From that point forward, it's simple. Block out a time once or twice a day, and process your inbox. Decision everything. Archive, Do, or Delete. DO NOT sit there and keep your box open all day long an do it as they come in. That's how you lose attention to other things you're doing real quick. Im not a believer in multitasking, and frankly, if you want to get anything done well, you shouldn't be either.
Now, let's head over to what I like to call the drawer of regret.
AL: Where you stored all the nude pictures?
Well...NO. It's the black hole that you shove any piece of paper you can't classify into a file with no actual reason. Here's the really simple rule. With the exception of taxes, if it's over a year old and you haven't touched it, recycle it. Taxes you should keep for 7 years. Other documents you should keep are related to credit or identity. But you really dont need that menu from a restaurant you went to in 1998 and never went back to. Get RID of it.
The thing I think you should really consider is getting with a filing system that is where you are. I'm setting up Evernote to track all of this, and I'm using this post by Michael Hyatt to guide my setup. Also, linked in that post is a very detailed book called Evernote Essentials (at time of writing, 12.99, which was half off for a limited time) which goes into a LOT of detail. Get yourself a scanner or an all in one printer with scanning capability. Scan everything that comes to your inbox, store it in Evernote and tag it appropriately. Put a recycle bin nearby, and dont let the crap get anywhere near your inbox. Be ruthless with this. One less sheet left, one less shit given.

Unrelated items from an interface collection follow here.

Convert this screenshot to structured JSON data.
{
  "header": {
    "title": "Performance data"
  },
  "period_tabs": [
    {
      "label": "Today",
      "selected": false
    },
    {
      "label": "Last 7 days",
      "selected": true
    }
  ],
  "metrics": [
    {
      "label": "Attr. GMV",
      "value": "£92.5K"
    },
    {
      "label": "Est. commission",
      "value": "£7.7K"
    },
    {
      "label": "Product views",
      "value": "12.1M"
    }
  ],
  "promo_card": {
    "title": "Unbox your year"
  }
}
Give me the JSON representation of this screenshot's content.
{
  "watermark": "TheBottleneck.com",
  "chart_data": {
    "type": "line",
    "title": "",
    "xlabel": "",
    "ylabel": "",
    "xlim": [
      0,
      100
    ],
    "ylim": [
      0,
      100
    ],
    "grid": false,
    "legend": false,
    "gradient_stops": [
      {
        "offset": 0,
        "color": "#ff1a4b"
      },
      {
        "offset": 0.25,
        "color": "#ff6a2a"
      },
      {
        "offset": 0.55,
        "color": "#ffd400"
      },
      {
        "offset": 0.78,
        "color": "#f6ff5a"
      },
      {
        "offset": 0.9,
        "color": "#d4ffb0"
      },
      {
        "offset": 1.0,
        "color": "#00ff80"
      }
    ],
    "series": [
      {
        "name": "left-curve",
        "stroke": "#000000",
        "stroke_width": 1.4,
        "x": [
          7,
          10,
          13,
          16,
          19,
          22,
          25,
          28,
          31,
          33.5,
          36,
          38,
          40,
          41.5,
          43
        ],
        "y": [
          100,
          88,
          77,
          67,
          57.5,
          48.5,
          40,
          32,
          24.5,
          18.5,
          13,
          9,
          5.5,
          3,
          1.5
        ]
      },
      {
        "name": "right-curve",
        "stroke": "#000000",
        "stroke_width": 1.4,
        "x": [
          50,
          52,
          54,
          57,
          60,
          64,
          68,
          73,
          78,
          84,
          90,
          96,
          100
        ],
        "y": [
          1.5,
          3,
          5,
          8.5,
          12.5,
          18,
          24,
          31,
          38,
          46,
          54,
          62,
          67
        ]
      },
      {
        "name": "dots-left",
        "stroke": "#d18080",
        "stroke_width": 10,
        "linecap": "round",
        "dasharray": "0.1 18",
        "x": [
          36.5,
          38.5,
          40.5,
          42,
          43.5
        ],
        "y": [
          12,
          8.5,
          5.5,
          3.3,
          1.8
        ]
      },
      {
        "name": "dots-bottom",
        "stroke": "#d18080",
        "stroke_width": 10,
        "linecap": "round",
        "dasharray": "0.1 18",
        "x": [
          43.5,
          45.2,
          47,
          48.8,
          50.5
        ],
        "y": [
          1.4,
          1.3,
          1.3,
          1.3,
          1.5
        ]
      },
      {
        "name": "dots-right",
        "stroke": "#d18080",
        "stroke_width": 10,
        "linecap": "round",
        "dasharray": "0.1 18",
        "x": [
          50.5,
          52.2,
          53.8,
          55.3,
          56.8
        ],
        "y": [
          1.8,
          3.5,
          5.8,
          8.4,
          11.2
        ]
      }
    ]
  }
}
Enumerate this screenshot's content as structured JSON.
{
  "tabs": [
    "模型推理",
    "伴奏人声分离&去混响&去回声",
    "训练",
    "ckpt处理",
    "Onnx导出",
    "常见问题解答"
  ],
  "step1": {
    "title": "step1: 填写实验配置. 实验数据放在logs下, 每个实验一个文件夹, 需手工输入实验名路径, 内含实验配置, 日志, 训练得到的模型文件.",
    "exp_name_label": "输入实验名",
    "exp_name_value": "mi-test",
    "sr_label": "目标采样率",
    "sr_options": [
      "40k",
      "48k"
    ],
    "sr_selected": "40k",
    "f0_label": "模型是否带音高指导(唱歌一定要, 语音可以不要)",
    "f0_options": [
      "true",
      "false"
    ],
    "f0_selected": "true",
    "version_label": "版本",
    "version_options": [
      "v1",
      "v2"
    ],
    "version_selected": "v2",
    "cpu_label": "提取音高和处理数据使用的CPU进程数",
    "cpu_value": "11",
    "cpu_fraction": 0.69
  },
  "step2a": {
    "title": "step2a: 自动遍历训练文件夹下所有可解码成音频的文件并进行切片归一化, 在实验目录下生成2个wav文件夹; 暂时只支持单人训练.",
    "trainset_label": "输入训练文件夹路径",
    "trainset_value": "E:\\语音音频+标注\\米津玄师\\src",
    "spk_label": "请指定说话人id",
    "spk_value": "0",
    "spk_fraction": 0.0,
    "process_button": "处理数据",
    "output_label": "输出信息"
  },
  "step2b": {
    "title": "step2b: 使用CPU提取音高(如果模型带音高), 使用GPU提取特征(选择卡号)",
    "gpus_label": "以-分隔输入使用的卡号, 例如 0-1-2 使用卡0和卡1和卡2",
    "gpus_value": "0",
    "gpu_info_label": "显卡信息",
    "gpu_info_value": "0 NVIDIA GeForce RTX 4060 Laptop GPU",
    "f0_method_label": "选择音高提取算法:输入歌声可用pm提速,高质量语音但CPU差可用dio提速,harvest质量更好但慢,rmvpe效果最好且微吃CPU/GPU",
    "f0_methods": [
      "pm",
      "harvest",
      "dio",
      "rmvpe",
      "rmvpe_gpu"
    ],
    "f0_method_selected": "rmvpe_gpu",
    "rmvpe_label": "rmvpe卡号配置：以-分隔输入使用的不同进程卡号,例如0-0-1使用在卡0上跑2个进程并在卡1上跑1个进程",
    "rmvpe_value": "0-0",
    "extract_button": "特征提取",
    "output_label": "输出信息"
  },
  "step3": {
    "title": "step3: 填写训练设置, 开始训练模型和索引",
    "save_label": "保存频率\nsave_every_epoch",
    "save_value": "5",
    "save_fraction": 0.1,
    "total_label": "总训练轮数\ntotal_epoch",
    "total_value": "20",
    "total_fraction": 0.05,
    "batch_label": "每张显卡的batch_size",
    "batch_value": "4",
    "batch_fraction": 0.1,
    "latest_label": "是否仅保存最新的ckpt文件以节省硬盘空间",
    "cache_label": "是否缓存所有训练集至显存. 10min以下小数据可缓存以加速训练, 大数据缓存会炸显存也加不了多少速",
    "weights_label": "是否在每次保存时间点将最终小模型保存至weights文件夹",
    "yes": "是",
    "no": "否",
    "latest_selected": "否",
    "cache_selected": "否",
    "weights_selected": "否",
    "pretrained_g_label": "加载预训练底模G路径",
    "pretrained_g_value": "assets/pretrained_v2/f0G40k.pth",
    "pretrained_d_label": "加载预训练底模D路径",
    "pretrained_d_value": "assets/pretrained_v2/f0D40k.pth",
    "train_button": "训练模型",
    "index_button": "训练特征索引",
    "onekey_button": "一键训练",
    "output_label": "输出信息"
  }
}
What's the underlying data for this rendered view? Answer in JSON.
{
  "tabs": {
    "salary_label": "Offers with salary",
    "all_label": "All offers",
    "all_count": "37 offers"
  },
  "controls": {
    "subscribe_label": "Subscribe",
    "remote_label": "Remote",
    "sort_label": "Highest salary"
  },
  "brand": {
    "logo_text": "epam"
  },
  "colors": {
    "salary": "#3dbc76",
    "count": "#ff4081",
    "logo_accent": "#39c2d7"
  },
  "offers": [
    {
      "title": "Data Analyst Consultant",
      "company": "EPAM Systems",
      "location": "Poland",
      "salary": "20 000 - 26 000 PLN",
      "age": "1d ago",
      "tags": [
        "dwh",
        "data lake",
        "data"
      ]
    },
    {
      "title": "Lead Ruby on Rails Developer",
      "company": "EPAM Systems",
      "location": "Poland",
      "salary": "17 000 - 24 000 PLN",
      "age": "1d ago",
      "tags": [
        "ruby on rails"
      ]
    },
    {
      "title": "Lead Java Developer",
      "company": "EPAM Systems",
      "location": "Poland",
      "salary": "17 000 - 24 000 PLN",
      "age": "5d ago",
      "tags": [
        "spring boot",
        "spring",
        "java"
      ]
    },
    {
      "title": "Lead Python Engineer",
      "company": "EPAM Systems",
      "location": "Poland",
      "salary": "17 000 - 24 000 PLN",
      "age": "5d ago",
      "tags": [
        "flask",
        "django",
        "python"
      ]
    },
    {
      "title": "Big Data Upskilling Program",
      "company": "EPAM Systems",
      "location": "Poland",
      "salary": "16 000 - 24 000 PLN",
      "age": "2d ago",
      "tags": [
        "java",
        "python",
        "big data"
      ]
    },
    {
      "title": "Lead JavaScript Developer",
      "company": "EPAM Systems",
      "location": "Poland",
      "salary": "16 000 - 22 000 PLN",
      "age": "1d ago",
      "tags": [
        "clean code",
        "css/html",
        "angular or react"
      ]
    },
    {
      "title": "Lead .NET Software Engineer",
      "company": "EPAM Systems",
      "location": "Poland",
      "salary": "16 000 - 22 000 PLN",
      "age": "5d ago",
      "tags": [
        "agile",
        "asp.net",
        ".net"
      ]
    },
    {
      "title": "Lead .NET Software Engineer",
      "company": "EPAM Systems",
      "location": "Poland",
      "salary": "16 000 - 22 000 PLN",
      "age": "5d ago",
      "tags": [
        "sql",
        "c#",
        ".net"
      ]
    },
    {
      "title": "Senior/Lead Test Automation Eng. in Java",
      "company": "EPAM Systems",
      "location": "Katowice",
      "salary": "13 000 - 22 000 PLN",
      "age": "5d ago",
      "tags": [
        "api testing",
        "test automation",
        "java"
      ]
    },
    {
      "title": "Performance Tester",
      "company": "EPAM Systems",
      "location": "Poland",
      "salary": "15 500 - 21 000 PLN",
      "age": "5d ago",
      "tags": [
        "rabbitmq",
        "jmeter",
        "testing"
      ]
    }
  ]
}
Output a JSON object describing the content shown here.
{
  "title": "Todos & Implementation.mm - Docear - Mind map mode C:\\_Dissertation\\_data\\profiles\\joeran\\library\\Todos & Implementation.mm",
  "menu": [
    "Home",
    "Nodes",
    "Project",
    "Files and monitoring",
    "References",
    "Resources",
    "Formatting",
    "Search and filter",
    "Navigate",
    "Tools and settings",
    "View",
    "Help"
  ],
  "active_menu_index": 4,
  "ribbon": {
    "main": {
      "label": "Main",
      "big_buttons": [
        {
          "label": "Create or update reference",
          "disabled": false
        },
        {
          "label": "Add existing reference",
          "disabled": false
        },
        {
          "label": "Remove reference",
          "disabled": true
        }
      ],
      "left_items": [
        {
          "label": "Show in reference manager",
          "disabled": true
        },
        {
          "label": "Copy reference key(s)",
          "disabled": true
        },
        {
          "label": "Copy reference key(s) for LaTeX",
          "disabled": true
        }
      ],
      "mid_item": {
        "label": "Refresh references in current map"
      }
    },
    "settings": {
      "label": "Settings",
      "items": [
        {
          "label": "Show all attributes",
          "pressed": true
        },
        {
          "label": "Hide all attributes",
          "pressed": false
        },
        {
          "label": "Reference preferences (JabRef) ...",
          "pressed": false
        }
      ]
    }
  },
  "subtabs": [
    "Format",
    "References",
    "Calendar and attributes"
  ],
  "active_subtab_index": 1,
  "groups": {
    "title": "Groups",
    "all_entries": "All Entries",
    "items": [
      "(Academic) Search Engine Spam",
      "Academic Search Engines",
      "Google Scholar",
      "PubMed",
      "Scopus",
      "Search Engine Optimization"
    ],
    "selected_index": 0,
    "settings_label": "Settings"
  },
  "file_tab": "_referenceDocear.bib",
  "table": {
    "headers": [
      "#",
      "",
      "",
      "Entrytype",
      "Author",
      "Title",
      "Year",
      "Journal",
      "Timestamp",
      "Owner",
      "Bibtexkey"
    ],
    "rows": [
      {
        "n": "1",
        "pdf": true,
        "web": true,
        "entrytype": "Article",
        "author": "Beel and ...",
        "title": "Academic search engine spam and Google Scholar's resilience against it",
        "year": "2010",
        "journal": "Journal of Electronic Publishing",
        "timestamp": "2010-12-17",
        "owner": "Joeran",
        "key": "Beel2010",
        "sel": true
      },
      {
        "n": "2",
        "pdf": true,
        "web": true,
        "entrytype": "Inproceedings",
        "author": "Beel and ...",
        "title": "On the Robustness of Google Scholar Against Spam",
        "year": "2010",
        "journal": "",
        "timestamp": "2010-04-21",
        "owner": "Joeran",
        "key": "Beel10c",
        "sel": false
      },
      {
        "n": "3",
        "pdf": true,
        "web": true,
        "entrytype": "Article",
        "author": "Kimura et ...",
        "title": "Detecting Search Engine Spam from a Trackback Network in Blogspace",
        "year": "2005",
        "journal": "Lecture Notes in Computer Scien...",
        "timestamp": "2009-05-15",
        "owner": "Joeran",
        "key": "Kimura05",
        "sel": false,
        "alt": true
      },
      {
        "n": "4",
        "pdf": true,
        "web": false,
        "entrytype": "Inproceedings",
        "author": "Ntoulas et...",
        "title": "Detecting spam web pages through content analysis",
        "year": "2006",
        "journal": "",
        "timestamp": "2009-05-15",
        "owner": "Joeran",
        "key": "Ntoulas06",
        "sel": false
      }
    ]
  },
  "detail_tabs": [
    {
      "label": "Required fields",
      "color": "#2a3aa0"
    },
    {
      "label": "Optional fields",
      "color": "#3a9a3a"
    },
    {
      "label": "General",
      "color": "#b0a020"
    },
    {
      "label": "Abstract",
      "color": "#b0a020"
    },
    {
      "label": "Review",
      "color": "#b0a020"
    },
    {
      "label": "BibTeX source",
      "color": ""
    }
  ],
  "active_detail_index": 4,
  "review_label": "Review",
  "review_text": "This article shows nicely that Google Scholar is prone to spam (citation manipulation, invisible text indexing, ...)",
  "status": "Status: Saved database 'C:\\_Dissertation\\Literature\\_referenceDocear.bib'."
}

There's one other box you should process. Your social media Inbox. Weed it out. Again, be ruthless. Cut the pages you liked years ago but havent heard from since. Look at the folks in your feed that give you nothing but grief. Just leave them behind. You dont have to make a production about it, just do it. Do the same for Twitter.
Speaking of Twitter, start making lists of people on Twitter. In fact, I'd make one called "The crap Im actually reading", and just read that one. Make lists for your other interests, and once or twice a week, make sure you update those lists with your new followers.
And that's a really high level version of how to careen your ship, kids. Put it in your calendar every three months, and spend a weekend getting it back in shape.
No voicemail feedback this week, but I do want to share with you some feedback I received on a personal level. I don't think she'll mind.
Meri is a dear friend I met a little over a year ago, she has been on a previous incarnation of the poddlement here, and she's a co-host on the insanely funny Mouthy Broadcast. She's also to blame for the serious karaoke bug I've been afflicted with. She and her partner Stephen are just great people to hang out with.
Meri went out of her way to tell me that these past few shows have been awesome, and that she finds it inspiring. What I don't think gets fully fleshed out in this is that I'm simply giving back the positivity that people like Meri have been so generous with. All of you have inspired me to do this, and I want to share this with everyone, so we can all do and be better. For someone you like and respect to validate what you're doing is one of the nicest things that can ever happen to you, and I'm very grateful.